The work was commissioned by the Hospital of St. John. Differently from other works by Memling, such as the Triptych of the Two Saints John or the Florens Triptych, it is neither signed nor dated. It was a container for Saint Ursula’s relics which was shown publicly only in her feast day. The relics were solemnly put in the shrine on 21 November 1489.
The St John Altarpiece (sometimes the Triptych of the two Saints John or the Triptych of St John the Baptist and St John the Evangelist) is a large oil-on-oak hinged-triptych altarpiece completed around 1479 by Hans Memling. It was commissioned in the mid-1470s in Bruges for the Old St. John’s Hospital during the building of a new apse. It is signed and dated 1479 on the original frame – the date of installation – and remains at the hospital today in the Memling museum.
The altarpiece consists of five individual panel paintings: a central inner panel and two double-sided wings. The paintings on the outside of the shutters are visible when the triptych is closed, and show the hospital donors flanked by their patron saints. The interior has three inner panels. The focus of the central panel is the enthroned Virgin and Child flanked by saints and it is sometimes called the Mystic Marriage of St Catherine; the left-wing features episodes from the life of John the Baptist with emphasis on that of his beheading; the right-wing shows the apocalypse, as recorded by John the Evangelist who is pictured writing on the island of Patmos.

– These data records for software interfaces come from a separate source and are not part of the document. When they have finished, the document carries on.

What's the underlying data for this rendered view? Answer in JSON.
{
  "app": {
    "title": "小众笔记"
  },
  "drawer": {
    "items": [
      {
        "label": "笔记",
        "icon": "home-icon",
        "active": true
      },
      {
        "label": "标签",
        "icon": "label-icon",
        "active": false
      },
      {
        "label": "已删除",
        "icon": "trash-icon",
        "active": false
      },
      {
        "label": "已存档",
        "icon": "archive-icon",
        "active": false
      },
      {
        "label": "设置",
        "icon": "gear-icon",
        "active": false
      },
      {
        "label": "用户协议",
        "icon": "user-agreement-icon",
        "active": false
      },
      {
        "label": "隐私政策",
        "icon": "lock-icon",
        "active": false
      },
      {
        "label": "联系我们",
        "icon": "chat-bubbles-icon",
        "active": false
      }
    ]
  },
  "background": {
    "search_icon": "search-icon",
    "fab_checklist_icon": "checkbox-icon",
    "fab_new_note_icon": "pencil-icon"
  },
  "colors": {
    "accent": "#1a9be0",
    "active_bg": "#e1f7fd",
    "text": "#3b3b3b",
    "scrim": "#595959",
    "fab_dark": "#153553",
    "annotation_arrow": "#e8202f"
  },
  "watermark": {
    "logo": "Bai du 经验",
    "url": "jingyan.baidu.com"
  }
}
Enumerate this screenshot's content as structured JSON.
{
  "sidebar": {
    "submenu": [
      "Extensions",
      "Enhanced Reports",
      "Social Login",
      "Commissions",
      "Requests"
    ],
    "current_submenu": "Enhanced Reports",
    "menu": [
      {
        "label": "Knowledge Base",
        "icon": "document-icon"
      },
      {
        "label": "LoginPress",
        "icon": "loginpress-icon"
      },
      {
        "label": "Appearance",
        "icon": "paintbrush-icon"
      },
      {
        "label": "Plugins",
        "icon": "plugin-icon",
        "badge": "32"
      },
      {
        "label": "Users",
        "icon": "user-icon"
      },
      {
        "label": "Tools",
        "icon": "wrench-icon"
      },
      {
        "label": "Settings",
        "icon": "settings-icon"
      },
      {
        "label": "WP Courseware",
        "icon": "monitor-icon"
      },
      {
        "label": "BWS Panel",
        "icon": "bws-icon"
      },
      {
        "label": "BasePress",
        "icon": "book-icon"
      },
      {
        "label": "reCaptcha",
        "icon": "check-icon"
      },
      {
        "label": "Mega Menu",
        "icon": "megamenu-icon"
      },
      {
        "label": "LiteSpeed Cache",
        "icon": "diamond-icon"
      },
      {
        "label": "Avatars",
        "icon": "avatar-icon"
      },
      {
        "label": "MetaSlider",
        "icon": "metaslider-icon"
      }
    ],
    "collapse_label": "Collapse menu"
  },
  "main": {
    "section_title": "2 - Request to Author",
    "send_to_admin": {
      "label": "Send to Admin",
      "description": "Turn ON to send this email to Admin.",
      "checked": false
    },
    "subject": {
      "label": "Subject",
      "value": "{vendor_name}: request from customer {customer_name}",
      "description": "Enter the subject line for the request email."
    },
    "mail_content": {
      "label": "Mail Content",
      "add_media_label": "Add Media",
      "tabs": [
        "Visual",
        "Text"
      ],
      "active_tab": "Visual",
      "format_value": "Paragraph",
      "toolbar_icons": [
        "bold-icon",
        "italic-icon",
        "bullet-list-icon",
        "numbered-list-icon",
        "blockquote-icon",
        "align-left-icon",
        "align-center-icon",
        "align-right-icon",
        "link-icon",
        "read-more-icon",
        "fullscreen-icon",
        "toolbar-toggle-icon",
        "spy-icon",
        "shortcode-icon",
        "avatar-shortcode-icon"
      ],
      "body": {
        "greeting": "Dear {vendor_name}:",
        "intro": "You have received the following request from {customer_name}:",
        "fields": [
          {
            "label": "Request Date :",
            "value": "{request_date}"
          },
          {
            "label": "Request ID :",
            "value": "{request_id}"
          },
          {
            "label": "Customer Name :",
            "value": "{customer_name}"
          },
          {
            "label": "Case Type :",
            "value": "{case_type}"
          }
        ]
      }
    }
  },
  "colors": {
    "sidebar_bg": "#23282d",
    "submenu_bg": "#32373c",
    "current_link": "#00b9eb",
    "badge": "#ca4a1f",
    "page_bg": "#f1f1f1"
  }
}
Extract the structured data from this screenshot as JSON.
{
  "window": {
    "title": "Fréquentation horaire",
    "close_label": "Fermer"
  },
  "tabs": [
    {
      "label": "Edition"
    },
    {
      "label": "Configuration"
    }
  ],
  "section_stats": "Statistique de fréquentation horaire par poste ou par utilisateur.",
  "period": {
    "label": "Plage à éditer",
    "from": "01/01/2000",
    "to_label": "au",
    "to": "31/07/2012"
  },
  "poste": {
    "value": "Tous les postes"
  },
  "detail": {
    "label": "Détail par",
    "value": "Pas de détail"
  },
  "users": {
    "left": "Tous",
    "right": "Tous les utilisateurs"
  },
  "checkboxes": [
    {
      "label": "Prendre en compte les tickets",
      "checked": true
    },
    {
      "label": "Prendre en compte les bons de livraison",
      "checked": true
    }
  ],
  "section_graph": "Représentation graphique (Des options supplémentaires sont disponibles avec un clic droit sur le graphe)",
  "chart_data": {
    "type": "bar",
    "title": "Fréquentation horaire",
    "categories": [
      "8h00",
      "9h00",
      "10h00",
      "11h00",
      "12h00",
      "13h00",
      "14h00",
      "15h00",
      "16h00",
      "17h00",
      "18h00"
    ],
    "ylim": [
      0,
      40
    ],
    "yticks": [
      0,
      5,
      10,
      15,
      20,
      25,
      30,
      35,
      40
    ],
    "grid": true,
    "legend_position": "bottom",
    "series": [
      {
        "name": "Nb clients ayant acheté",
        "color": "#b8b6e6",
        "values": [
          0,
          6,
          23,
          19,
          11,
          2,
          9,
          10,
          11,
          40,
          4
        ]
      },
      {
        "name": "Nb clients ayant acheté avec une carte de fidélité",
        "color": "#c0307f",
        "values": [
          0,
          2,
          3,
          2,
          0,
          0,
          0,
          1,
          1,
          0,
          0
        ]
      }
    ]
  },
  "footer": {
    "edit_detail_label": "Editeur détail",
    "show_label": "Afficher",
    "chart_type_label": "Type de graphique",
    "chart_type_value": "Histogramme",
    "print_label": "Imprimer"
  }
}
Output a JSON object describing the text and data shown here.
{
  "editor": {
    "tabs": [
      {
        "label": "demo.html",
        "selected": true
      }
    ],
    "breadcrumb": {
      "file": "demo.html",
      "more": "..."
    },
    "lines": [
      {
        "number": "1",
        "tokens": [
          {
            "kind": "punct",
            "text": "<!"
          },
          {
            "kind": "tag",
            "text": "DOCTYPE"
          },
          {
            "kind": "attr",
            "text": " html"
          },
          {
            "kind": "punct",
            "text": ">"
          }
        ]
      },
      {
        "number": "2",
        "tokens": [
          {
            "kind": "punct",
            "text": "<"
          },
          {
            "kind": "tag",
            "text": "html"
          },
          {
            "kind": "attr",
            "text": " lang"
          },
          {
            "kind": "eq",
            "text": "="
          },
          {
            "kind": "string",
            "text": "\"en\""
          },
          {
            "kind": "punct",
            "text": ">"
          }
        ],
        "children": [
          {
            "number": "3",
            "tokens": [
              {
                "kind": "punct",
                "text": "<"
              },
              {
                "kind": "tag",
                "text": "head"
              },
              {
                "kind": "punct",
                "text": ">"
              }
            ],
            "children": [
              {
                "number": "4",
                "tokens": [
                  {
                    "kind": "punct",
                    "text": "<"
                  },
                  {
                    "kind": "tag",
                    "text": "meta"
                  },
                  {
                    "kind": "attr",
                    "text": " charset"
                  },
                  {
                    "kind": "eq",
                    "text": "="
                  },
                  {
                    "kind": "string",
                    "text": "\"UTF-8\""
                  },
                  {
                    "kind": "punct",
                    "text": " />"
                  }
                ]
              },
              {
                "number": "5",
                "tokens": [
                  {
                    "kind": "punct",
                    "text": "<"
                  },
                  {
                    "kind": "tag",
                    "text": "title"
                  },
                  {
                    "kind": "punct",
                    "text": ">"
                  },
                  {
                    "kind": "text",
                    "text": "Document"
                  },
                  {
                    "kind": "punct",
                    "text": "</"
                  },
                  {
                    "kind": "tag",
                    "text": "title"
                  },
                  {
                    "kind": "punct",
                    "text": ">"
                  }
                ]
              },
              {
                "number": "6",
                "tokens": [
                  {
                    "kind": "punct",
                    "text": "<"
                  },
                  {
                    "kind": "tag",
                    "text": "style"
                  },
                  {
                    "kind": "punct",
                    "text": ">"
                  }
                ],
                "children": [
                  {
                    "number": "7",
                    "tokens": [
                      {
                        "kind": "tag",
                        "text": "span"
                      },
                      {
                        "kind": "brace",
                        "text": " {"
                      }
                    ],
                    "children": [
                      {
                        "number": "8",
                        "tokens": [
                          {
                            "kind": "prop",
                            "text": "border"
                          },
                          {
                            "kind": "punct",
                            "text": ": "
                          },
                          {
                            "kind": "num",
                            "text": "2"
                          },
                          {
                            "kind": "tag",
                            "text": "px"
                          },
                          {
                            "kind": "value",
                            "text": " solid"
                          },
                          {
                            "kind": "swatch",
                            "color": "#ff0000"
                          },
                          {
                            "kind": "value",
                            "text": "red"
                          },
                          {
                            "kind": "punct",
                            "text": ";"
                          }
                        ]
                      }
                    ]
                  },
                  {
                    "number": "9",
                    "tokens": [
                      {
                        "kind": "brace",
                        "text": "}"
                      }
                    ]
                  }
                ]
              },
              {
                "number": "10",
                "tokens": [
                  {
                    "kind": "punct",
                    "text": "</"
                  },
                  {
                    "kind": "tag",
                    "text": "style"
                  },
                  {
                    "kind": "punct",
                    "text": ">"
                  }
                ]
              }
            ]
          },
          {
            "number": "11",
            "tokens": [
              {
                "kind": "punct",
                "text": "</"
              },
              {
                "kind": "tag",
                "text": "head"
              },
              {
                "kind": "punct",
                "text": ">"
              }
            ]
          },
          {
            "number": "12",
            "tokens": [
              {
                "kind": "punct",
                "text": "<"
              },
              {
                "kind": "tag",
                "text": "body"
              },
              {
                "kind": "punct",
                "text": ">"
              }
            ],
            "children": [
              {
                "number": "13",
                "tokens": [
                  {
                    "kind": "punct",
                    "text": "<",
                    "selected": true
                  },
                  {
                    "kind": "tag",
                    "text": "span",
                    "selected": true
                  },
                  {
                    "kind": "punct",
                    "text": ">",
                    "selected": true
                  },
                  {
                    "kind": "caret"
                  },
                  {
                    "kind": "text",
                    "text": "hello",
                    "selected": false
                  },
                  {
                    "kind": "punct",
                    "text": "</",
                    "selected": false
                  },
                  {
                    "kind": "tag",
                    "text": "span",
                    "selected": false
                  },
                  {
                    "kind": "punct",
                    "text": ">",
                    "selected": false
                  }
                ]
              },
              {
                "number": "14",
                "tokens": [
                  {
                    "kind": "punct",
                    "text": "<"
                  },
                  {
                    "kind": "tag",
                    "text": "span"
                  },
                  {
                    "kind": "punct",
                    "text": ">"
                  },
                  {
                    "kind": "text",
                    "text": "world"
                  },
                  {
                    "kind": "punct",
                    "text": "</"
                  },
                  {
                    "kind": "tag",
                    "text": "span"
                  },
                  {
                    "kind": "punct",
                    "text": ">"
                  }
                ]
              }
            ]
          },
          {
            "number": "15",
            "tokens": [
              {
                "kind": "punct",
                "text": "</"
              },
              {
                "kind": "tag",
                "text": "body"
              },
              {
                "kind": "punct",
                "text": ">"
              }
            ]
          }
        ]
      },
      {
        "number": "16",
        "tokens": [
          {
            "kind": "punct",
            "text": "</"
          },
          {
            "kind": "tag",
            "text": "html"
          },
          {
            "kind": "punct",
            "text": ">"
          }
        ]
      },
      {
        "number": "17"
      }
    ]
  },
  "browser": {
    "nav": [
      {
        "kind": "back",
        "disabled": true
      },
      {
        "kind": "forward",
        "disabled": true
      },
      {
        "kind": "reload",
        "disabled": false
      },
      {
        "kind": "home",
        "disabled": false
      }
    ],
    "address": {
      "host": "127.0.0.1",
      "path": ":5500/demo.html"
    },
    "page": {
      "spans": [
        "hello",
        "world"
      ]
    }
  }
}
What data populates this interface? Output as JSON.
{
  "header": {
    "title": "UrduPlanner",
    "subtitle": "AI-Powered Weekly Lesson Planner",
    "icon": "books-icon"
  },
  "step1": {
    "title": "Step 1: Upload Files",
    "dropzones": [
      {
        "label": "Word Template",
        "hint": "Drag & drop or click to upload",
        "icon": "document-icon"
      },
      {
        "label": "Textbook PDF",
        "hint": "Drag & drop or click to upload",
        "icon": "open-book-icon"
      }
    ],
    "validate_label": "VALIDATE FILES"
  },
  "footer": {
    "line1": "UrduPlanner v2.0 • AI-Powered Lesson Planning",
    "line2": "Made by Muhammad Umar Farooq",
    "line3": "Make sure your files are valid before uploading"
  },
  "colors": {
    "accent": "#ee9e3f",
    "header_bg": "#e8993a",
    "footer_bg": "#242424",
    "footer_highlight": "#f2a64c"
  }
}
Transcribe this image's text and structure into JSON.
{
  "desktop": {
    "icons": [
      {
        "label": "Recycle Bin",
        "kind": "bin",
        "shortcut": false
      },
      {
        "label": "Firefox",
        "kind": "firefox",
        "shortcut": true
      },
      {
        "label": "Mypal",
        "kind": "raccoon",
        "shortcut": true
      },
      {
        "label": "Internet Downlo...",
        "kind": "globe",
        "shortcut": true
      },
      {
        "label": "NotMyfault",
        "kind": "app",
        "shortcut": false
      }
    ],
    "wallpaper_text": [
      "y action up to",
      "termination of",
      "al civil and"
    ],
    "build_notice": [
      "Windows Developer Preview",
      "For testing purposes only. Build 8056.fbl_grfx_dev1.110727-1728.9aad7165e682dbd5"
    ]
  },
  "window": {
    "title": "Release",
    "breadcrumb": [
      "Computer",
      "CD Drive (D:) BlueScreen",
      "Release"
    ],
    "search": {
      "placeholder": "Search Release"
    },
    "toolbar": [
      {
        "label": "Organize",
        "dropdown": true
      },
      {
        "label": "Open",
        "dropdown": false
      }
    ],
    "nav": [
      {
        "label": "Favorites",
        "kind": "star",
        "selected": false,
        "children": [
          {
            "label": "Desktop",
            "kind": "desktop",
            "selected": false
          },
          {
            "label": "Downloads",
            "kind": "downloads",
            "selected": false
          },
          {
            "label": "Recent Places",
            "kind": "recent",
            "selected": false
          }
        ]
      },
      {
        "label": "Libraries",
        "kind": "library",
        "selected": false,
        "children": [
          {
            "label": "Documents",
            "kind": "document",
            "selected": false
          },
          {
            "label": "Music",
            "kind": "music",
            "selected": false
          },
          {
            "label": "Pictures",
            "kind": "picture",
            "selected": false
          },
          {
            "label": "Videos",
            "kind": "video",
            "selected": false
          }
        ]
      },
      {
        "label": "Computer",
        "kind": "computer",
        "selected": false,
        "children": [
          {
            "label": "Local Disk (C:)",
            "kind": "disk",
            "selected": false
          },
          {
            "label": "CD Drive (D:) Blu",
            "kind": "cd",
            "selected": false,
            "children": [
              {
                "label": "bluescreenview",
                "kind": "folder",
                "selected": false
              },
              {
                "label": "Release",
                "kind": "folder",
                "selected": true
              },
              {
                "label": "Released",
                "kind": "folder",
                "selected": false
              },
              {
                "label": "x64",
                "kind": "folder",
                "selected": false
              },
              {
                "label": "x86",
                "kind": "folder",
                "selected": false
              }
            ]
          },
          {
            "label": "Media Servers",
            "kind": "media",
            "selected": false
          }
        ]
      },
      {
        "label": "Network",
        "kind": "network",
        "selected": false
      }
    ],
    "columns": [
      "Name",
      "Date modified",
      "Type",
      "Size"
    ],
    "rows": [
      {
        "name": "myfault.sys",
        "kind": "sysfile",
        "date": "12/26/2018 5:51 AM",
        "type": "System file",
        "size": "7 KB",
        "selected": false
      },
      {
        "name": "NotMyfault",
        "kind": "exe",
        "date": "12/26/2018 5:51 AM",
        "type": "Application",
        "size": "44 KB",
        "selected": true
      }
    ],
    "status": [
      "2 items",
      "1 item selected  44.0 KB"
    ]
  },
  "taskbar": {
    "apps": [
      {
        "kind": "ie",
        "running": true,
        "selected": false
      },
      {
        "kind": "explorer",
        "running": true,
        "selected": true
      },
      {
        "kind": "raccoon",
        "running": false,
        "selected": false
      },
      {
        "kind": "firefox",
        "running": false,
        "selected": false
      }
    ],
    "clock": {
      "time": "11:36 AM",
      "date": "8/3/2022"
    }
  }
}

St John Altarpiece is one of Memling’s more ambitious works, and unusual in that it shares near-identical scenes with two other works: the Donne Triptych, held at London’s National Gallery, and the Virgin and Child with Saints Catherine of Alexandria and Barbara, in the Metropolitan Museum of Art, New York.
The Virgin and Child with Maarten van Nieuwenhove diptych by Memling is a rare and beautiful example of an intact 15th-century diptych, known to retain its original frames and hinges. It is also notable that it reveals a new concept in the devotional portrait diptych: Hans Memling depicts the figures in a spatially coherent room, instead of showing them against the dark, featureless background favored by Rogier van der Weyden, who invented the prototype, as can be seen in the Virgin and Child with Philippe de Croÿ.
Diptychs that paired the Virgin and Child with the portrait of a donor have survived in relatively large numbers. The Virgin Mary was immensely popular in the Renaissance as a heavenly intercessor with God the Father, and the Christian faithful directed their prayers to her. The diptych format was ideal for enhancing the relationship between the secular realm of the donor and the sacred personage who was the object of his devotion.
The donor on the right panel, Maarten van Nieuwenhove of Bruges, was born November 11, 1463. He belonged to a patrician family whose members held prominent positions both in the government of Bruges and in the Burgundian court. About five years after this portrait was painted, Maarten became a councilor, then later the captain of the civic guard, and finally the mayor of Bruges (in 1498). He died on August 16, 1500, at the age of 36.
Painted not just an object of private religious devotion but also to advance Van Nieuwenhove’s career, the diptych includes numerous references to the donor’s eminent family and shows the figures richly attired and situated in an elegant interior.
Enough history and art, time for some Belgian favourites…